There is a famous episode (often cited by the Holy Father) illustrating the devotion to the Eucharist in the early Church. In the year 304, a group of Christians from the town of Abitinia in North Africa gathered on Sunday, in defiance of orders from Emperor Diocletian, for the celebration of Mass. They were “caught” and promptly hauled into court. When asked why they disobeyed, one of the worshippers, Emeritus, gave this simple and profound answer: “Sine Dominico non possumus” (“Without the Lord’s thing, we cannot …”). Emeritus and 48 others eventually died martyrs’ deaths because they simply could not live without the “Lord’s thing,” that is, without the Eucharist.
A question naturally emerges: How did the Abitene martyrs come to regard the Eucharist as something they could not live without? How did it become for them, not just an external duty, but an inner necessity? The answer, briefly stated, is that they came to view the Eucharist much as the liturgy presents it to us tonight. They came to see the Eucharist as 1) freedom to worship, and 2) as power to serve.
1) The first Passover, which we hear in the first reading, foreshadows the spiritual freedom that participation in the Eucharist brings. For the Israelites were slaves to Egypt not just politically, but spiritually. If you remember the story, they asked Pharaoh for permission to worship in the desert, as the Lord required. When Pharaoh refused, God began to fight on Israel’s side. Hence, the Passover commemorates celebrates the moment at which God set Israel free to worship Him.
In the second reading, St. Paul’s account of the Last Supper, we glimpse the dawn of an even more profound freedom. Whereas the Passover gave external freedom to worship, the Last Supper gives internal freedom to worship, liberating us from the limitations of our ignorance and selfishness. Spiritually sensitive persons have always felt that any worship we “invent” is inadequate to Almighty God. In desperate attempt to please God, many nations were even driven to sacrifice their own children. This is one form of slavery. At the other extreme, there is the danger of tailoring worship to suit our own tastes and prejudices. We become a prisoner of our emotions and comfort, worshiping God in the way that makes us “feel good” rather than the way He deserves. This is also slavery.
That’s why the Last Supper is truly a new beginning in human history. Today God becomes man and himself teaches us how to pray. He not only provides words; He himself offers the prayer on our behalf: “This is my body that is for you …” And He promises to continue offering this prayer through His Church, through His priests: “Do this in remembrance of me…” At the Last Supper, in other words, Christ frees prayer from our human limitations. Even the Masses of sinful priests gain a hearing before the Father. Even the masses of sinful congregations advance the salvation of the world. At the Last Supper, He gives us the worship that corresponds, not to our talents and personal creativity, but to God’s will. We are finally free to worship without anxiety. Once one has tasted this freedom and understands it, then St. Emeritus’ response becomes entirely understandable: “Sine Dominico, non possumus …”
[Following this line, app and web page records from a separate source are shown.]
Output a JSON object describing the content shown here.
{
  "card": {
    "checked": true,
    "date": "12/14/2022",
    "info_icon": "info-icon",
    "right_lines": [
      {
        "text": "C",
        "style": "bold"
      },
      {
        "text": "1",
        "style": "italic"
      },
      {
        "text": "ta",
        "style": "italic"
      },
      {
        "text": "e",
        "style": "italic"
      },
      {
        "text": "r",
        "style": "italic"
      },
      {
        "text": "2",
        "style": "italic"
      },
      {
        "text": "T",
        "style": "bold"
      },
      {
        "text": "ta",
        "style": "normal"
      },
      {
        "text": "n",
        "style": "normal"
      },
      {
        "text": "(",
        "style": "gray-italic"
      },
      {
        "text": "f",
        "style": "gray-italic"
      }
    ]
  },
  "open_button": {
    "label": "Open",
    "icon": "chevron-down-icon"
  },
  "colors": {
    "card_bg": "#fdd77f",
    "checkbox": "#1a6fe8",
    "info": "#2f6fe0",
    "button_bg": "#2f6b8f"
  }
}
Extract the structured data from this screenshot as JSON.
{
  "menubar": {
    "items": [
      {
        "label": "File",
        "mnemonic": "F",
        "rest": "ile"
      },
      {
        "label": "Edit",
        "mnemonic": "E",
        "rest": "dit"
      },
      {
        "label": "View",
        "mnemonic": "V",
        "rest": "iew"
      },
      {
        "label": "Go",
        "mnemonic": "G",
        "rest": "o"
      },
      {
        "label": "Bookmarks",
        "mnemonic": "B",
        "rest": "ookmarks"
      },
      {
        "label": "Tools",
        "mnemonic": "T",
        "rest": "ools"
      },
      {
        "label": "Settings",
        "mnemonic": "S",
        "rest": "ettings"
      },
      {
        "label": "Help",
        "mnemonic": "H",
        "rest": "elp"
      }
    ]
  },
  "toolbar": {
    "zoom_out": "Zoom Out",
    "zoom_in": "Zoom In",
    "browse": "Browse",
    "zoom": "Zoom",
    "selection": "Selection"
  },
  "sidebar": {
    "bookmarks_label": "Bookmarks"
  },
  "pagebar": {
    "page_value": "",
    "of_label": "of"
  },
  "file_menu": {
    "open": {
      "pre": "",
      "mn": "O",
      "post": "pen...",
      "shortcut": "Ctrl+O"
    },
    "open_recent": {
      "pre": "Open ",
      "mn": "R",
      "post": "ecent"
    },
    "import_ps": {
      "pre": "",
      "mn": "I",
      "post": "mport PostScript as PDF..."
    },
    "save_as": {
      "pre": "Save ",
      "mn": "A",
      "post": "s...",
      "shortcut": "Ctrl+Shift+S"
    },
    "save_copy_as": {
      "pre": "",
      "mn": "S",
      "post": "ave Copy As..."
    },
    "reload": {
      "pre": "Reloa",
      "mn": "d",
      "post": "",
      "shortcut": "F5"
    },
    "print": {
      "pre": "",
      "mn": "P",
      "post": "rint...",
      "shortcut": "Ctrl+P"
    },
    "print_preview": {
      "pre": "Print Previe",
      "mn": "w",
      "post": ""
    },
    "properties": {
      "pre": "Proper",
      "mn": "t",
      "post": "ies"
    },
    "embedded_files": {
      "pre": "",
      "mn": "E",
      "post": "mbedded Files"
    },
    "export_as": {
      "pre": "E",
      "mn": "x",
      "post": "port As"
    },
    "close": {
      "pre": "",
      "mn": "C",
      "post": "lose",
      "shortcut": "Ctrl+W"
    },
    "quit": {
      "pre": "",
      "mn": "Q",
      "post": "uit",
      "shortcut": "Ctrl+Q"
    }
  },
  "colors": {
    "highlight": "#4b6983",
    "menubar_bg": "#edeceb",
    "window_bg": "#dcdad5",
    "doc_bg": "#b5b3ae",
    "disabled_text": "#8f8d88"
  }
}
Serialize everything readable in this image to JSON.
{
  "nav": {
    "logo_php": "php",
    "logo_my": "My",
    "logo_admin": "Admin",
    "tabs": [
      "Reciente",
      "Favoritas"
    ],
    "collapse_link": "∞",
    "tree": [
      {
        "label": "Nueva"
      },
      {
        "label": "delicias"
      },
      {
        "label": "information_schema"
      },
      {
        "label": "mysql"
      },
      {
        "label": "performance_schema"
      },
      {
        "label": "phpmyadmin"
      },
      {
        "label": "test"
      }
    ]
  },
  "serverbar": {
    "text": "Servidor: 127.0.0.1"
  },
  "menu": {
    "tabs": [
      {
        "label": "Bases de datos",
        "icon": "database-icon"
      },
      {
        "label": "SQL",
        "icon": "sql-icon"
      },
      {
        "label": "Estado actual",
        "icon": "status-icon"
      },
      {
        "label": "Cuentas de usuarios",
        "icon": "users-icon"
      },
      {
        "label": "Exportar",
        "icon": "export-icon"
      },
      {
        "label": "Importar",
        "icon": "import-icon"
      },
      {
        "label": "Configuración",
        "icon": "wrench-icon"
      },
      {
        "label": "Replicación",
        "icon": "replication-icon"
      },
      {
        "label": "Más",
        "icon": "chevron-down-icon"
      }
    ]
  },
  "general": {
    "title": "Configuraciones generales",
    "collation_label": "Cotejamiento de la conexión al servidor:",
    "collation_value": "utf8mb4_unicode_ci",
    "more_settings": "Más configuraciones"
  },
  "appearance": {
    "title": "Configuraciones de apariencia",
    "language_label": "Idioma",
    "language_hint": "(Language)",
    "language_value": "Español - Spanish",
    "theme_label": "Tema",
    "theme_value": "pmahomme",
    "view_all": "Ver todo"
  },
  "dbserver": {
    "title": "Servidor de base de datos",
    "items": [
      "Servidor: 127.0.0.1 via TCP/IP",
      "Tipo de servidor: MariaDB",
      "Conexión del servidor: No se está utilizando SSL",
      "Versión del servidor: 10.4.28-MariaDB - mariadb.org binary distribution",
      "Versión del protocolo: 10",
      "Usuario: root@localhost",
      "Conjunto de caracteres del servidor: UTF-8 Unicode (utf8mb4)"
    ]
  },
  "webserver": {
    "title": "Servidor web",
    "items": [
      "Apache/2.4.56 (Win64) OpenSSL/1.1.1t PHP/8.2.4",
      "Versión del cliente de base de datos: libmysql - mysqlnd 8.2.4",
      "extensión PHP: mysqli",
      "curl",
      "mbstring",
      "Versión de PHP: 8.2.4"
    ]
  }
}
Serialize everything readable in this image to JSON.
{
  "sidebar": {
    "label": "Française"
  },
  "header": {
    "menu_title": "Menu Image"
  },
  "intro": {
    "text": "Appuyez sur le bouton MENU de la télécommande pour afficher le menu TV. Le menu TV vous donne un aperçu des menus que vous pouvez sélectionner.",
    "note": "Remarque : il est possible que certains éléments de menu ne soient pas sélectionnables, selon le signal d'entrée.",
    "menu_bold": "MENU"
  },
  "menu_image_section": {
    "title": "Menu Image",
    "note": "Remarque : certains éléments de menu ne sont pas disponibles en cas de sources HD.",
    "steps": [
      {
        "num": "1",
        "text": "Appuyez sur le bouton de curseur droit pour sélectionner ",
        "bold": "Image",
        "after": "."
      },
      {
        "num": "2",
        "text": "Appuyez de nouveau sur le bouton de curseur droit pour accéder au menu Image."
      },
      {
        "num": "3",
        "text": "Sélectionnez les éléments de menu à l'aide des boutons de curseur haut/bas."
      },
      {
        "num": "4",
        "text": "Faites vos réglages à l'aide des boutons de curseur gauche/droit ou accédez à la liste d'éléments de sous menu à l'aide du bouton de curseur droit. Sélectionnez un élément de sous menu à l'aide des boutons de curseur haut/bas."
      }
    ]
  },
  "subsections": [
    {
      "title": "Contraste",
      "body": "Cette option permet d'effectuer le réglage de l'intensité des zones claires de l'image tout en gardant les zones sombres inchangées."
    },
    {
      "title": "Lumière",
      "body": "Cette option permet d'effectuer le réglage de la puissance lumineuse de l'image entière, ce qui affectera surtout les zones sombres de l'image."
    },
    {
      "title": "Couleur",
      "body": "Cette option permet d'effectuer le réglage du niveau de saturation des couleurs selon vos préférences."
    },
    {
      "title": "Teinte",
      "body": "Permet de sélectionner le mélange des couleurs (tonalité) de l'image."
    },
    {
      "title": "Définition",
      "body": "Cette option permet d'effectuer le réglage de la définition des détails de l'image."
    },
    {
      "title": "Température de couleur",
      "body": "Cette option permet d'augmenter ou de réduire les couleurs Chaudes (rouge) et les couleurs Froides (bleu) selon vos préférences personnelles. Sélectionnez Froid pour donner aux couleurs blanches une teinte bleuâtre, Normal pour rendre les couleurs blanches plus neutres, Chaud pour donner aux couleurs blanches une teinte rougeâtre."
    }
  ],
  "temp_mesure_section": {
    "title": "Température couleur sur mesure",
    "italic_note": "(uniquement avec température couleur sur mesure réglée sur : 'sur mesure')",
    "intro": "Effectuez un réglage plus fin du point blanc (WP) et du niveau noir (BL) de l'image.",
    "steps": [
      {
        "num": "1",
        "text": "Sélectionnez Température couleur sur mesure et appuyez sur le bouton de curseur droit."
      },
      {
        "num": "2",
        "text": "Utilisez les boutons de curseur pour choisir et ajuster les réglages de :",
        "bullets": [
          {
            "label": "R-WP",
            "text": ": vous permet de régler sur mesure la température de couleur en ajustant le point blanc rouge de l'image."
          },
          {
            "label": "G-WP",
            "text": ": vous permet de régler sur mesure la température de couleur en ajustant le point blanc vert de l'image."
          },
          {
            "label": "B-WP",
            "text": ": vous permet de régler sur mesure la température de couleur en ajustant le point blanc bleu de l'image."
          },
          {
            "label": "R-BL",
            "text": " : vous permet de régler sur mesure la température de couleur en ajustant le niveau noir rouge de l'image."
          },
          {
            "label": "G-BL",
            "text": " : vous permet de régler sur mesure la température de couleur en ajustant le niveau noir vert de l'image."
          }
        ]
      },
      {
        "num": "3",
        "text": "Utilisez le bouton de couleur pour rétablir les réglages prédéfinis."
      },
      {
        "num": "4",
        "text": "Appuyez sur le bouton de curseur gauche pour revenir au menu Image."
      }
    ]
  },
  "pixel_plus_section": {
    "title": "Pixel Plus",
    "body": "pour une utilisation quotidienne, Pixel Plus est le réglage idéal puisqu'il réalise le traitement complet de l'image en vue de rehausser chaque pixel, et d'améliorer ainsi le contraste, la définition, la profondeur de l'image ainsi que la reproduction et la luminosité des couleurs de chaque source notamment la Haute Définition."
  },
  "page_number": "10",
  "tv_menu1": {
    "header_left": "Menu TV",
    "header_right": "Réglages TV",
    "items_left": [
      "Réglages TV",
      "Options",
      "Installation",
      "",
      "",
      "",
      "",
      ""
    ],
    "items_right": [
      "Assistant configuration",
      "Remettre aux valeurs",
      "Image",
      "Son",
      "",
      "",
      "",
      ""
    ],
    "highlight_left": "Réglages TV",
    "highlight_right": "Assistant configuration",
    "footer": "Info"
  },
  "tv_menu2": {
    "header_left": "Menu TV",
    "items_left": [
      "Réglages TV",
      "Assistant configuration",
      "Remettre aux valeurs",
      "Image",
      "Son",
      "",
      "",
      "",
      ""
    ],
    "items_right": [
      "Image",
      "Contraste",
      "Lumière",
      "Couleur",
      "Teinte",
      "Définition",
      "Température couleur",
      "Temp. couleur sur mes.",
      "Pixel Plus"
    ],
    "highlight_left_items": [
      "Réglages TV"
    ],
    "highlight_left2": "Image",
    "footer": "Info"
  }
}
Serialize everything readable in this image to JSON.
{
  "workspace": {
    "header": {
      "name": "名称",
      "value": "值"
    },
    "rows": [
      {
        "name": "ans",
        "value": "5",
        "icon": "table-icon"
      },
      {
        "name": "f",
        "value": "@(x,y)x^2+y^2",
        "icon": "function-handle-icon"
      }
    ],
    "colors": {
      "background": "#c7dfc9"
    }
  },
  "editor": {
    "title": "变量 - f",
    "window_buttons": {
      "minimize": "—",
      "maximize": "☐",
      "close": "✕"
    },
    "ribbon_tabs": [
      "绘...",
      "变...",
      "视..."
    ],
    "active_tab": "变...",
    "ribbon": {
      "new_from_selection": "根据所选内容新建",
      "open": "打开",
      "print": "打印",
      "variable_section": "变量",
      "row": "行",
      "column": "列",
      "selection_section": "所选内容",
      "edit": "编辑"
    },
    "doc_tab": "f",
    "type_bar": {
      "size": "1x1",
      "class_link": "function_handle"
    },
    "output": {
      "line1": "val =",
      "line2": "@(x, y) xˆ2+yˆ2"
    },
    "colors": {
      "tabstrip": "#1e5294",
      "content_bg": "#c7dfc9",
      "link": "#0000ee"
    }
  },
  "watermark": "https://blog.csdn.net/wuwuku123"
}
2) This brings us to our second point: that the “Lord’s thing” unleashes the power to serve. In the Eucharist, we not only offer fitting worship to God, we receive God himself in return. When we receive the body and blood of Christ worthily, we are strengthened in the core of our being, strengthened for love and for service. This seems to be why Christ chose the last supper as the moment for washing his disciples’ feet. In this gesture he reveals the inner nature of the exchange, the communion, that takes place at each Mass. God himself, out of love, condescends to be present among us in the form of bread and wine. Without ceasing to be God, he places himself entirely at our disposal. In a similar way, Christ, loving “his own in the world … to the end,” strips himself of his glory and washes feet. Without ceasing to be Lord and Master, He makes himself the slave of all. And He expects us to do the same.
This is a heavy charge. But Christ does not command without first making what he commands possible. He does not ask us to spend ourselves in love without first loving us “to the end.” This seems to be the point of a famous remark by Mother Teresa. As the story goes, a reporter once saw her cleaning a foul-smelling leper that she had collected from the streets of Calcutta. The reporter admitted, “I couldn’t do that for a million dollars.” Mother Teresa replied, “Neither could I.” Mother Teresa knew there was only one source of motivation strong enough to sustain her commitment. That’s why she spent hours daily before the blessed Sacrament. That’s why she often refused to send her sisters anyplace where they could not have Mass. Like the Abitene martyrs, she knew, “Sine Dominico non possumus …”
Happily, we do not have to live “sine Dominico.” The Lord continues to honor his covenant, to accept our offerings, and to give his strength, his freedom, His very self in return. This is the mystery—and the joy—of Holy Thursday.